Turbulent portrayal


Rated 3.0

Celebration Arts’ production of Mahalia truly is a monumentally inconsistent show. When actress Elise Reese is singing Mahalia Jackson’s signature gospel standards, it’s an incredible, inspirational experience, drawing on music closely identified with one of the great vocalists of this, or any, age. Reese—a big woman, wearing a wig for this role—has a soulful voice that can hit the high and low notes. She gets into the style and spirit of her famous character, bringing a sense of Jackson’s vocal (and personal) power and authority to Celebration Arts’ little stage.

But when Reese stops singing, and the show tries to function as a docudrama about Jackson’s life and times, things very nearly fall apart. Playwright Tom Stolz has a wooden way with words; the actors bobble their lines; and, at times on opening night, Reese didn’t always seem entirely certain which scene they were doing. (She kept referring to a yellow notepad, tucked between the pages of a Bible she carried through most scenes.)

Ah, but when Reese got back to singing! She doesn’t get to all of Jackson’s best numbers—I kept waiting for “In the Upper Room”—but she works in plenty of the ones that made Mahalia famous. There was a moving rendition of “Deep River,” a toe-tapping take on “Dig a Little Deeper,” a rumbly “Elijah Rock” and (of course) the standard that’s probably identified with Jackson more than any other: “I Will Move On Up a Little Higher.” We’re talking bedrock, hand-clapping music about faith and glory and heaven. This music represents the American dream of here and hereafter during Mahalia’s time the way George Frideric Handel’s Messiah represents the dream of England during the 1750s. (And Mahalia’s concerts of the 1950s and 1960s, like the performances of Messiah after Handel’s death, were stadium-style events that drew thousands, transcending musical categories and bringing many in the audience to tears.)

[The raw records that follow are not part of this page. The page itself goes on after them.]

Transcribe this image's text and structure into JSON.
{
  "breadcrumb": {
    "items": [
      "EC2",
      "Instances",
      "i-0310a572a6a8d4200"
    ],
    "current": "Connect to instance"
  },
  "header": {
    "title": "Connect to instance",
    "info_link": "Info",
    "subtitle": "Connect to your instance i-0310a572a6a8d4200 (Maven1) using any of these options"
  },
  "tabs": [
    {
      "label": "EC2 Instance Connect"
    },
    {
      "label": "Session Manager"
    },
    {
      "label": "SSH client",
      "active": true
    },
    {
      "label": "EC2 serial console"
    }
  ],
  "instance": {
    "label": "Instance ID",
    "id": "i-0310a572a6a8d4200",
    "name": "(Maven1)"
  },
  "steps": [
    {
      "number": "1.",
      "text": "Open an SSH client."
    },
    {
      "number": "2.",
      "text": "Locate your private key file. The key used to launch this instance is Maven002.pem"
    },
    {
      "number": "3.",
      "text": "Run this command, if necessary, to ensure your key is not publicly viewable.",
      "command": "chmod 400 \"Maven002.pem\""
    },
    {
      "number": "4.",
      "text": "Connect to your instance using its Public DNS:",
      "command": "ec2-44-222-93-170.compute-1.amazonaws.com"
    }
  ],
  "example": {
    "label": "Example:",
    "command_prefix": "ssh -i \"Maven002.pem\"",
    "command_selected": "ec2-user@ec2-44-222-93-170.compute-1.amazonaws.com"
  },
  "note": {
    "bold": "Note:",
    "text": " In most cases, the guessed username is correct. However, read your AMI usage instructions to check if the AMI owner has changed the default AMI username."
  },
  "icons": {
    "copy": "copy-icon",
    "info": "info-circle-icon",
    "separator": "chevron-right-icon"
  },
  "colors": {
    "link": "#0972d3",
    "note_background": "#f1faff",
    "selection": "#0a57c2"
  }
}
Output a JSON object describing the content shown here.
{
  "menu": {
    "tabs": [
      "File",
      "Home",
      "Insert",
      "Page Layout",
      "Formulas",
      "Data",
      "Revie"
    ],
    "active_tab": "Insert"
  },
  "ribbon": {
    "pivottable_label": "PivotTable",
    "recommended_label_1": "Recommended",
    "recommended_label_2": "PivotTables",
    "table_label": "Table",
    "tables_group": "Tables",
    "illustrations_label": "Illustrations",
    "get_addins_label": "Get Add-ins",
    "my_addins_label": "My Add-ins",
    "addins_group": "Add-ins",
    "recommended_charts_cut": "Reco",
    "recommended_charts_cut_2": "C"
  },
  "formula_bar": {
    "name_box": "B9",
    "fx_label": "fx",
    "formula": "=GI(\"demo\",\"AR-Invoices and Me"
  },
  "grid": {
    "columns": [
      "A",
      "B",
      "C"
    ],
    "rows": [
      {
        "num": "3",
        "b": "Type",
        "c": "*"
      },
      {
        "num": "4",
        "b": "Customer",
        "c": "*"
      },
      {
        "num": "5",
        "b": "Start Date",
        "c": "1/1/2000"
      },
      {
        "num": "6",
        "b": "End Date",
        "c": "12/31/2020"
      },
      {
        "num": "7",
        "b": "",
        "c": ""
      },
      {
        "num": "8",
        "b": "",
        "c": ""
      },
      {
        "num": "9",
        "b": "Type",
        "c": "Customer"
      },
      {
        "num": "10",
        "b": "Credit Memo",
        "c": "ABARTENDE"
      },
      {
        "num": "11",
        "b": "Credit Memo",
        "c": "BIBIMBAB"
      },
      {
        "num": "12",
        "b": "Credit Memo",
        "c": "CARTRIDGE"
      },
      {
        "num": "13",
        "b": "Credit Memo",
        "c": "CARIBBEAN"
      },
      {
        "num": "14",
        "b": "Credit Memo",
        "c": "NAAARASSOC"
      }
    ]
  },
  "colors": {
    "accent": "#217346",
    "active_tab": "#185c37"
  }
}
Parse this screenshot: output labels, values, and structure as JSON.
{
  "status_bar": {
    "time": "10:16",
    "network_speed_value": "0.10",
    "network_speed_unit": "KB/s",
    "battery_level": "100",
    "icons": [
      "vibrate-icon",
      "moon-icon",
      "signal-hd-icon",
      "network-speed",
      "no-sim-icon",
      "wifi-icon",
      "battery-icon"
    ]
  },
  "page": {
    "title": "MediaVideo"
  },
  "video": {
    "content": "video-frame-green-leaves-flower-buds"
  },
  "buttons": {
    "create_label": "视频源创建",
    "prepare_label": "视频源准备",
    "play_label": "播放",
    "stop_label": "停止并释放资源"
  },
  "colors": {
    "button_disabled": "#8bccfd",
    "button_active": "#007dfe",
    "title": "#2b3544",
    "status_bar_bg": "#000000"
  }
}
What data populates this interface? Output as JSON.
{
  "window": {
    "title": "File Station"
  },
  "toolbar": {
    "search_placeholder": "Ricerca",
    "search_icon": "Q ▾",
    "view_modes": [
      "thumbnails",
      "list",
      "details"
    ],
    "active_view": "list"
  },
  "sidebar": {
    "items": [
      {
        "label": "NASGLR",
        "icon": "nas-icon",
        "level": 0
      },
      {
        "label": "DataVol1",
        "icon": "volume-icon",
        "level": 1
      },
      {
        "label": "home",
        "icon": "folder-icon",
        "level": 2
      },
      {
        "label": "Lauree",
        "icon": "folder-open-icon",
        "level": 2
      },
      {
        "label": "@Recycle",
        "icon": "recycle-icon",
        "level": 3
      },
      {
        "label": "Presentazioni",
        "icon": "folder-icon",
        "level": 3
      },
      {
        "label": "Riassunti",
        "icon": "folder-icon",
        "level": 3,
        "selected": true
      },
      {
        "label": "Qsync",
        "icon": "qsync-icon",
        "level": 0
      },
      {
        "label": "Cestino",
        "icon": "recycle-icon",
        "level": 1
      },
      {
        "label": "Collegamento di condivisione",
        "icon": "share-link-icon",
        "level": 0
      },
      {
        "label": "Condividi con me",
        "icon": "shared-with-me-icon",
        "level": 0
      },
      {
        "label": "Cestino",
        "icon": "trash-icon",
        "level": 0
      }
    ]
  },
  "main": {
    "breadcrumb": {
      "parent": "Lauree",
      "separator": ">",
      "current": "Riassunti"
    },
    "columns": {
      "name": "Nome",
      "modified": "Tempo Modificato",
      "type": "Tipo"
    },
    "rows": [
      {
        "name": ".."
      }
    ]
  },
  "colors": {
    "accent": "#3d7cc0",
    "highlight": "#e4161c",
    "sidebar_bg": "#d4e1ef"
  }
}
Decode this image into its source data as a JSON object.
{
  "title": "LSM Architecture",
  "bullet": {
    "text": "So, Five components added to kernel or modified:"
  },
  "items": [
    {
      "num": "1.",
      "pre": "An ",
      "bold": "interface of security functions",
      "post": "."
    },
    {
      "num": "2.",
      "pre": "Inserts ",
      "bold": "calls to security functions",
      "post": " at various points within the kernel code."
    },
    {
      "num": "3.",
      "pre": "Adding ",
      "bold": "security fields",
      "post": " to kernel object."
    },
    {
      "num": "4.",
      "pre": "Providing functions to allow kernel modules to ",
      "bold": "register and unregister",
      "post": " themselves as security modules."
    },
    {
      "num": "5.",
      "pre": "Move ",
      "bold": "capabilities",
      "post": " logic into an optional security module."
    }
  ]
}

But back to the show at Celebration Arts. See it for the singing and muddle through the rest. My advice to the director would be to cut many of the little connective dramatic scenes and spend more time letting Reese work in additional verses from each of the songs in the show. I’ll bet she knows all the words already.